The Saudi index closed 0.4 percent down, in contrast to the rest of the region’s markets. Arab National Bank reported an increase in full- year net profit to 3.13 billion riyals ($834.62 million) from 3.03 billion riyals one year earlier.

The stock remained unchanged and this failed to give support to the banking sector. Alinma Bank < 1150.SE> and Al Rajhi Banking & Investment Corp. lost 0.3 percent and 0.6 percent, respectively.

In Egypt, where the main index gained 1.4 percent, Orascom Investment Holding, up 3.2 percent, was among the stocks attracting the highest trading volume.

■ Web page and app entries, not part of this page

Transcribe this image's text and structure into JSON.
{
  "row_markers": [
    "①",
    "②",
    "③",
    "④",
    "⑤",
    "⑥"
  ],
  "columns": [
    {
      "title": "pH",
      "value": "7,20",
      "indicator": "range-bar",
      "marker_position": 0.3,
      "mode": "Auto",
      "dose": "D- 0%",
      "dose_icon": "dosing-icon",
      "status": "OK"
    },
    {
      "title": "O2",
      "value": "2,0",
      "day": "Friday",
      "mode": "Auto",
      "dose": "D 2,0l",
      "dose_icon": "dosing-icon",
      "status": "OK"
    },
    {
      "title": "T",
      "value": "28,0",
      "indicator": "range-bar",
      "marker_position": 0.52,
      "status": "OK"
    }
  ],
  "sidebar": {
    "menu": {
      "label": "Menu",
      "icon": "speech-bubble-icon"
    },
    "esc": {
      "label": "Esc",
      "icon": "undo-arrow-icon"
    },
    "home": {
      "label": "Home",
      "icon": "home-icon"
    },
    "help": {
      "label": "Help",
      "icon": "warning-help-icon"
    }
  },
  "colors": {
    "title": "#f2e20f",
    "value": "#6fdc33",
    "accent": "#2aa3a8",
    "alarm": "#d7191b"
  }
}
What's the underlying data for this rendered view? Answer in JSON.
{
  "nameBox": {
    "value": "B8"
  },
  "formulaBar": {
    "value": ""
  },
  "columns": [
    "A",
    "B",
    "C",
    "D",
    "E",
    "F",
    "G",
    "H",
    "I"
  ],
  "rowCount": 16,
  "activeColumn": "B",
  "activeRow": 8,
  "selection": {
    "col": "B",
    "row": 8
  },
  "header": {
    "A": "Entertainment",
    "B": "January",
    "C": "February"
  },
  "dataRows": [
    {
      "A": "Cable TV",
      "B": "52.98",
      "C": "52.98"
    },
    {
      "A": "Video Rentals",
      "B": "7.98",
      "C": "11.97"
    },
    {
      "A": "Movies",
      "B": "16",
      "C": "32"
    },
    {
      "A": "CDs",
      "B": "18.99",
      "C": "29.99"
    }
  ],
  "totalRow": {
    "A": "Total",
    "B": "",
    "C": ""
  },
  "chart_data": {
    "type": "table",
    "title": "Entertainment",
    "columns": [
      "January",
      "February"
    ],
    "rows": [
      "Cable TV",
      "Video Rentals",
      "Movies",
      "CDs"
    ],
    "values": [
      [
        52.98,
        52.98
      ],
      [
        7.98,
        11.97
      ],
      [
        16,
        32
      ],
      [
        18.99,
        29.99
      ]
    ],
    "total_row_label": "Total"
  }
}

Shares in the company jumped last week after its chairman, Egyptian billionaire businessman Naguib Sawiris, said he saw possible investment opportunities in North Korea if a summit between its leader Kim Jong Un and US President Donald Trump later this month was successful.

SAUDI The index lost 0.4 pct to 8,592 points ARABIA DUBAI The index rose 0.6 pct to 2,550 points ABU DHABI The index rose 0.7 pct to 5,070 points QATAR The index gained 0.7 pct to 10,011 points EGYPT The index rose 1.4 pct to 15,199 points KUWAIT The index gainedd 0.1 pct to 5,427 points OMAN The index was down 0.8 pct at 4,077 points BAHRAIN

The index went up 0.6 pct to 1,381 points ($1 = 3.7502 riyals)